Goa Carnival: Date
- Goa Carnival 2021: begin on Saturday, 13 February – ends on Tuesday, 16 February
- Goa Carnival 2022: begin on 26 February – ends on 01 March
‘The Carnival’ is exclusive and unique to Goa, and was introduced by the Portuguese, who ruled Goa for over five hundred years. The word Carnival (Carnival in Portuguese) is derived from a Latin word meaning – ‘to take away meat’ and it is an expression of the 40-day period of fasting for Lent, during which, abstinence from meat is compulsory.
Earlier, the festival was generally meant for the Christians residing in Goa but now it attracts a lot of people from around the globe. The streets become lively with the traditional carnival costumes, floats, strumming of guitars, western dance forms, etc.
The carnival kicks of in February for three days and nights, when the legendary King Momo takes over the state and the streets blaze with music and color.
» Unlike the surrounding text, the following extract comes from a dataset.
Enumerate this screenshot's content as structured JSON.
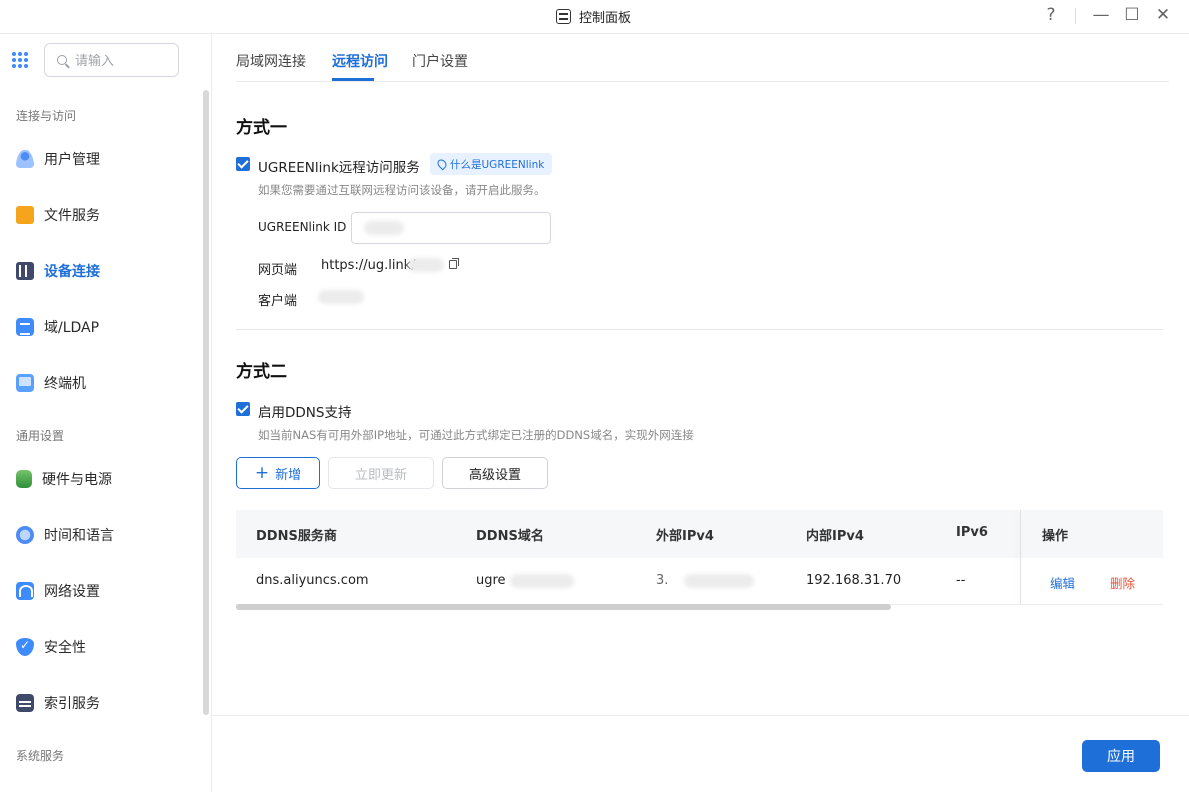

Huge parades are organized across the state with glittering floats, bands, and dance performances on the streets throughout the night. Also, grand balls are held during the evenings. The carnival includes of a famous red-and-black dance which is organised by the Club National in Panaji on the final day of the Carnival.
The carnival is not celebrated anywhere else in India and was in decline even in Goa during the last few years of Portuguese rule. Its revival with the liberation of Goa, and a boost to its tourism was therefore welcome. From being almost on the brink of decline, this three day festival of gay abandon and riotous revelry now attracts thousands of tourists to Goa from all over India every year!
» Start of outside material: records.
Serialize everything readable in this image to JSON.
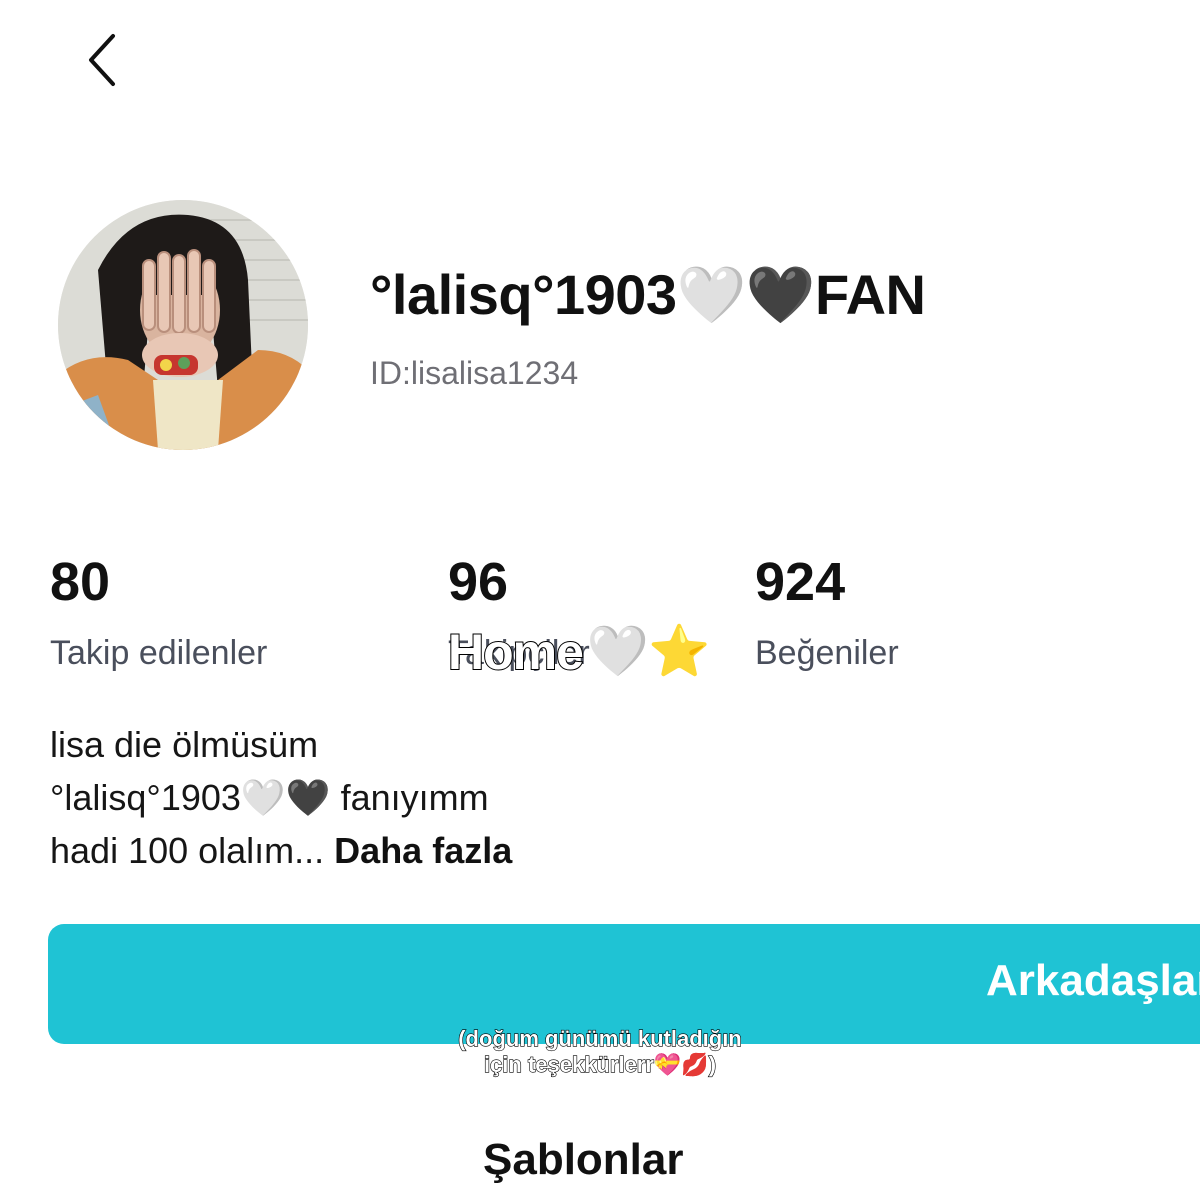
{
  "header": {
    "back_icon": "chevron-left-icon"
  },
  "profile": {
    "username": "°lalisq°1903🤍🖤FAN",
    "id_text": "ID:lisalisa1234"
  },
  "stats": {
    "following": {
      "value": "80",
      "label": "Takip edilenler"
    },
    "followers": {
      "value": "96",
      "label": "Takipçiler"
    },
    "likes": {
      "value": "924",
      "label": "Beğeniler"
    }
  },
  "sticker": {
    "text": "Home",
    "emoji": "🤍⭐"
  },
  "bio": {
    "line1": "lisa die ölmüsüm",
    "line2": "°lalisq°1903🤍🖤 fanıyımm",
    "line3": "hadi 100 olalım...",
    "more_label": "Daha fazla"
  },
  "actions": {
    "friends_label": "Arkadaşlar"
  },
  "caption": {
    "line1": "(doğum günümü kutladığın",
    "line2": "için teşekkürlerr💝💋)"
  },
  "tabs": {
    "templates_label": "Şablonlar"
  },
  "colors": {
    "accent": "#1fc3d4"
  }
}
The origins and nature of the carnival can be traced to the hedonistic feasts of ancient Rome and Greece. These carnivals started in the Spanish and Portuguese colonies, and gradually became known for their singing, dancing and drinking. The carnival is presided over by King Momo, who on the opening day orders his subjects to party.